California Gov. Arnold Schwarzenegger says he'll intervene if a court ruling against homeschoolers is not overturned. And some homeschooling parents say they'll leave the state, rather than give up their rights to educate their children.
Anita Jackier and her family are like so many other homeschooling families in California right now -- caught off guard by a state appeals court ruling last month.
What could this mean for homeschoolers? Watch for more from Matt Barber, with Concerned Women of America, following this report.
"This did take us by surprise and so we're watching very closely," she said.
The majority opinion says that parents do not have a constitutional right to home school their children. And it requires homeschooling parents to obtain teaching credentials.
Brad Dacus represents the family whose case prompted the ruling. The next stop is the California Supreme Court -- but Dacus says they'll take it to the U.S. Supreme Court, if necessary.
"It's a clear violation not only of the statutory rights of parents in California but of the constitutional rights of parents," Dacus said.
The ruling leaves more than 160,000 homeschool students and their families in a difficult position.
"Parents -- we're encouraging them to continue to homeschool," Dacus said. "But they need to have their eyes wide open because this is now established case law as it stands right now."
Dacus and others believe many California homeschool families will leave the state, rather than send their children to public schools.
The Jackier family has already talked about the possibility.
"We really believe that educating our children at home is our only option so if the state of California decided that that is something we could not do, we would have to leave the state," Jackier said.

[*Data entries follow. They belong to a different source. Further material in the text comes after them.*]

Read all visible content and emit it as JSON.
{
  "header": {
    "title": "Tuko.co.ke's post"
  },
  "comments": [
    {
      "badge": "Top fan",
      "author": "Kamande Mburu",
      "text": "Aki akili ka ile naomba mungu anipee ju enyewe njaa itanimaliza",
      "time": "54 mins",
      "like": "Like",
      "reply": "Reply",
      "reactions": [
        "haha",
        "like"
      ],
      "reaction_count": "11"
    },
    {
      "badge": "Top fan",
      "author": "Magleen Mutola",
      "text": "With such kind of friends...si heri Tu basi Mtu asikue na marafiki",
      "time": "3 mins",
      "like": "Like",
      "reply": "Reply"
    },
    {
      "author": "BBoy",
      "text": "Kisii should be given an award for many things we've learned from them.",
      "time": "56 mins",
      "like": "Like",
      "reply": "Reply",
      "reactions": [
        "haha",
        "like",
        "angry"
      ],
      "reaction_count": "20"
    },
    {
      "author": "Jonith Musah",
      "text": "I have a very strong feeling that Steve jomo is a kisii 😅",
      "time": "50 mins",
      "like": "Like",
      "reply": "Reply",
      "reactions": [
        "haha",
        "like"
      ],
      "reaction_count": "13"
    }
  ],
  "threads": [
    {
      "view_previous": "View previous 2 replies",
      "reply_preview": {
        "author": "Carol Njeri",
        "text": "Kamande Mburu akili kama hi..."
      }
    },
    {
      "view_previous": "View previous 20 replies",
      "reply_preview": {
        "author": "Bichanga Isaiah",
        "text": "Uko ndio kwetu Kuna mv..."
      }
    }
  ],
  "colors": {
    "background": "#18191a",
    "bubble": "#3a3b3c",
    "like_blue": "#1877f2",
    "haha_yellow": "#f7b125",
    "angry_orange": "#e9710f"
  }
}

Governor Schwarzenegger weighed in on the side of parents on Friday, saying they have the right to decide what's best for their children. And the governor promised to intervene, if the courts don't overturn the ruling.